> _Directions for this task_
Count the lines below containing "duration". Number only.

Start of Recorded data

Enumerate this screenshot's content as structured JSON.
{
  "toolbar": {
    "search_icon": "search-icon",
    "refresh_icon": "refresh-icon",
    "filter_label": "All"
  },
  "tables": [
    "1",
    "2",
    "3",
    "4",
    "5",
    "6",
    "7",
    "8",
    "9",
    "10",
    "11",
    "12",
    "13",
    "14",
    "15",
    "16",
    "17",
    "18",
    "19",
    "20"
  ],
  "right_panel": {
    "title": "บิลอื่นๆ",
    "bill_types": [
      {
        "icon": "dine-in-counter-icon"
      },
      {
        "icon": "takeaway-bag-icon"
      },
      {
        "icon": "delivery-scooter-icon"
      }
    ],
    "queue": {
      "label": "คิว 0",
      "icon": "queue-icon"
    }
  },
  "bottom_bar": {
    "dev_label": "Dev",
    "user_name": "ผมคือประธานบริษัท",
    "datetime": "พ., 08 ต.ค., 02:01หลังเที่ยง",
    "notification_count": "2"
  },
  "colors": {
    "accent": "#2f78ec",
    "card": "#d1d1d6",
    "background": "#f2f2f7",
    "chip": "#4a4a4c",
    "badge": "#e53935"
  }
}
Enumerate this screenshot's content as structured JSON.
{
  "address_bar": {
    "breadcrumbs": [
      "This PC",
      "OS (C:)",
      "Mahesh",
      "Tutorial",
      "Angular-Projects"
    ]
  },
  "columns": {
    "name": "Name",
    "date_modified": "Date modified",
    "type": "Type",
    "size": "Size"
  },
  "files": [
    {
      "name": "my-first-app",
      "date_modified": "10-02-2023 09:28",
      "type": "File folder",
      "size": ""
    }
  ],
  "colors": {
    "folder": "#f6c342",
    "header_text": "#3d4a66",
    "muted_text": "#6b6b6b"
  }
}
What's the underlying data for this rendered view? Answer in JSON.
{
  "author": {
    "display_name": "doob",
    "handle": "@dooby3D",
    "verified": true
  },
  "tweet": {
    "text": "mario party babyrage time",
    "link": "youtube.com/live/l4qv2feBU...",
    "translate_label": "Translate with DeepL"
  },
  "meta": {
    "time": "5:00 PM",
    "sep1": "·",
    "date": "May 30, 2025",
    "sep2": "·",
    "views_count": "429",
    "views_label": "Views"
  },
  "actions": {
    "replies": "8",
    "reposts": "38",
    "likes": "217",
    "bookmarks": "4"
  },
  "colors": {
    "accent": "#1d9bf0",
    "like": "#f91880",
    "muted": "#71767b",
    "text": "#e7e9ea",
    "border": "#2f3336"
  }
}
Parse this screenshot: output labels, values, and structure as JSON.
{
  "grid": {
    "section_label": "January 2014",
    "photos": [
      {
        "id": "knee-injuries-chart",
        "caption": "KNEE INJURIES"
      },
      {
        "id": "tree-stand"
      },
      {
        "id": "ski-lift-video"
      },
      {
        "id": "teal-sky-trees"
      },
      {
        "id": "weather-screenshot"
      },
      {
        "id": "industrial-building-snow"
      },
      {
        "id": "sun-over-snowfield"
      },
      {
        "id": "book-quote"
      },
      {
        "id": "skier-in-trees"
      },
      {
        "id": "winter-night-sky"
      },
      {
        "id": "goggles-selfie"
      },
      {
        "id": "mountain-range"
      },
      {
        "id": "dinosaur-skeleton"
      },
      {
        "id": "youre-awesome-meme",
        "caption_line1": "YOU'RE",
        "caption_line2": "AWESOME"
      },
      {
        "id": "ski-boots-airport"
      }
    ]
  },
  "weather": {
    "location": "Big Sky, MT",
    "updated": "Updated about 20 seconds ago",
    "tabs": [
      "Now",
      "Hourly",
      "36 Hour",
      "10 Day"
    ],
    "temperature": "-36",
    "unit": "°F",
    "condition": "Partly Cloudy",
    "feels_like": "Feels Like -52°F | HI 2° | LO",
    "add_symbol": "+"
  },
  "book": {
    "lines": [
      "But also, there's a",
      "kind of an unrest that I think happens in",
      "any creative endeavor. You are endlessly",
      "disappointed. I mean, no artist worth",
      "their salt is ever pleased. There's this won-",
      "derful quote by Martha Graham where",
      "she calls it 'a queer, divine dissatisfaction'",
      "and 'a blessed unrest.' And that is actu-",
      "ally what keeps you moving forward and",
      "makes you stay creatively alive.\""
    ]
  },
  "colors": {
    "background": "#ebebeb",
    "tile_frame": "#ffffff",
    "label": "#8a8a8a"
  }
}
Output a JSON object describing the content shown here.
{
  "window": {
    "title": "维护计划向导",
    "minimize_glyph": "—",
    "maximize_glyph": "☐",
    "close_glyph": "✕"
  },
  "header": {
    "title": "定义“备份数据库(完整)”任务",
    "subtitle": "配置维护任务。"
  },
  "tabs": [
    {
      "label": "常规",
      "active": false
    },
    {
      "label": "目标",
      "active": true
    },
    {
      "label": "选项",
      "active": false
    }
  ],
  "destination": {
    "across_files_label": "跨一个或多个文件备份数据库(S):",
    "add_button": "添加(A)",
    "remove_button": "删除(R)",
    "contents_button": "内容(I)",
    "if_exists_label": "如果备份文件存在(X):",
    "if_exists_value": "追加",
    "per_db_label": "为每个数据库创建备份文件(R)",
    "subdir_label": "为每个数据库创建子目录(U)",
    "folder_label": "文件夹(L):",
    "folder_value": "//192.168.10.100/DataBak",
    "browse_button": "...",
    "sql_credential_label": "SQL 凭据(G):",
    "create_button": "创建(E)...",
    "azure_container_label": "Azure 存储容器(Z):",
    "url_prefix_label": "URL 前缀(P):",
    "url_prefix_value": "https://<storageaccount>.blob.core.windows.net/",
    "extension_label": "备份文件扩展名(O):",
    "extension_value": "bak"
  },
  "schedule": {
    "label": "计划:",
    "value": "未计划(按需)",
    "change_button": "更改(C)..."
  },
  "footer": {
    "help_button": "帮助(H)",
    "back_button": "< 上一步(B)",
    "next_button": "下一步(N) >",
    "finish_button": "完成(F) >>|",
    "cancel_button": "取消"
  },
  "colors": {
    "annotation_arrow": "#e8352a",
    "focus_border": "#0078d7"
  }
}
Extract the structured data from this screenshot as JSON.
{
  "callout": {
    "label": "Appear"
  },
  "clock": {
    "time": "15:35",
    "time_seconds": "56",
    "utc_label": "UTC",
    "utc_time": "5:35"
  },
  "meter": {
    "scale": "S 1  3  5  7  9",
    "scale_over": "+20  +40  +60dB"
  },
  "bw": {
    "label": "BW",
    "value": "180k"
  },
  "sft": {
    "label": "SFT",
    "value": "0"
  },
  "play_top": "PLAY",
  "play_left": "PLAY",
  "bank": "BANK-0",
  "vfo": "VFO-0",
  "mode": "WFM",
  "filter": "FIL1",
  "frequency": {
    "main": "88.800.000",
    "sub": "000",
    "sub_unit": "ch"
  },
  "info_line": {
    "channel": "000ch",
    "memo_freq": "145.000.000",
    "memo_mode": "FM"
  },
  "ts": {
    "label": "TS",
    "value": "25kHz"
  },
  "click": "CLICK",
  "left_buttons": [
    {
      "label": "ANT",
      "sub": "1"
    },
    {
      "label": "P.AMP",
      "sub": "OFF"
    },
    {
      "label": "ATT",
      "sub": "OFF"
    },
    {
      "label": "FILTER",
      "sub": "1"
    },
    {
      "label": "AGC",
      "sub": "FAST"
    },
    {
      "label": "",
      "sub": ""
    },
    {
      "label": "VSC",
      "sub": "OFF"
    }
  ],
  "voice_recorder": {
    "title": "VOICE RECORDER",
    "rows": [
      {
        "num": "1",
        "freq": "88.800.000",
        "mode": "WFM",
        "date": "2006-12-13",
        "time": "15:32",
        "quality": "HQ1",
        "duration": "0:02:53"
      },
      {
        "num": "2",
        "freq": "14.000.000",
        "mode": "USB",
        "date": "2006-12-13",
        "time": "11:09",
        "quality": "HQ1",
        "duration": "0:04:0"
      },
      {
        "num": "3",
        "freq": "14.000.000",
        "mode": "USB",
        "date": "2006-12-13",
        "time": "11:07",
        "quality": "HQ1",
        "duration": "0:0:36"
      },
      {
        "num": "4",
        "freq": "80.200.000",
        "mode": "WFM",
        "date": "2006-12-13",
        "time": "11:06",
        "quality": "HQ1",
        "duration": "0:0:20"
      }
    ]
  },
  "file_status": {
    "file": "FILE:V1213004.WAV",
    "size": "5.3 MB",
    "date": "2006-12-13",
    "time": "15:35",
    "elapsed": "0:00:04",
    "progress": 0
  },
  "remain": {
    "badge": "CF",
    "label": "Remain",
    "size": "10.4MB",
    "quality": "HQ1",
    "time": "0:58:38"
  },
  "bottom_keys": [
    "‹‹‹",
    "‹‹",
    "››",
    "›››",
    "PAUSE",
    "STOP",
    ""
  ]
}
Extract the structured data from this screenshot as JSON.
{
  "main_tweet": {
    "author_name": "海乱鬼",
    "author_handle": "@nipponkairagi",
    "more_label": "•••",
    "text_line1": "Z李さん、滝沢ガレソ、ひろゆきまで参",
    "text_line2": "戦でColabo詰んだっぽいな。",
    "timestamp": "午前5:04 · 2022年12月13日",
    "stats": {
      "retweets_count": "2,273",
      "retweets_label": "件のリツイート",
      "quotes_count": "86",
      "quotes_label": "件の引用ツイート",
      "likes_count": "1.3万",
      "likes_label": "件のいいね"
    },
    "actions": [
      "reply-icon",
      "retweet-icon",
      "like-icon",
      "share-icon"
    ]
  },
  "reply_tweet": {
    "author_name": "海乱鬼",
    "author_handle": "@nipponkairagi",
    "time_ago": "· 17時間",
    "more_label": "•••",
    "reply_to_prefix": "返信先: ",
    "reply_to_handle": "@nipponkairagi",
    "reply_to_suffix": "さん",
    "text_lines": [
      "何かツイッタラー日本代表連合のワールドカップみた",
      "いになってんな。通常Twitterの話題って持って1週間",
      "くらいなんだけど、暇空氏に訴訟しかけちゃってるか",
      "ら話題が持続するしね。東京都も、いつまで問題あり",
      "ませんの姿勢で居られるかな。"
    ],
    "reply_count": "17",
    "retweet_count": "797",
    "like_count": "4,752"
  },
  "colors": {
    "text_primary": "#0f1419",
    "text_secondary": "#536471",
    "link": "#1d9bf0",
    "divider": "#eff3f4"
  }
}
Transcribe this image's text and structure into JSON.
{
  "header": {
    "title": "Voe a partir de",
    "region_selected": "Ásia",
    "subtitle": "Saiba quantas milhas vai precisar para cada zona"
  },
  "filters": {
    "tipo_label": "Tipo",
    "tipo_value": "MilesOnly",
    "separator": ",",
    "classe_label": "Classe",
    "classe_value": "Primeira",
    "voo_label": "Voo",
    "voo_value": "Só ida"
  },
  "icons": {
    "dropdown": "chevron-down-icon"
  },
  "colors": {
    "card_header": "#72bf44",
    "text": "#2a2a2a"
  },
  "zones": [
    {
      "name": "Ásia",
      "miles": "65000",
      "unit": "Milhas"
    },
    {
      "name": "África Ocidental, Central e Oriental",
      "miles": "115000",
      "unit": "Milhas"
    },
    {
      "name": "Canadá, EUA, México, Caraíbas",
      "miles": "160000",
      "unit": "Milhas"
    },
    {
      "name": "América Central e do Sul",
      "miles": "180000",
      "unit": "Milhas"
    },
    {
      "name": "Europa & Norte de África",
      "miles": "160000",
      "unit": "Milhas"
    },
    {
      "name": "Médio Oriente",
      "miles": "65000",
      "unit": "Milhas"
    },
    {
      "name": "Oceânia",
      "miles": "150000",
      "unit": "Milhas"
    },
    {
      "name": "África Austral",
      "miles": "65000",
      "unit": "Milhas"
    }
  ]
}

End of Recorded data

> _Solution for this problem_
4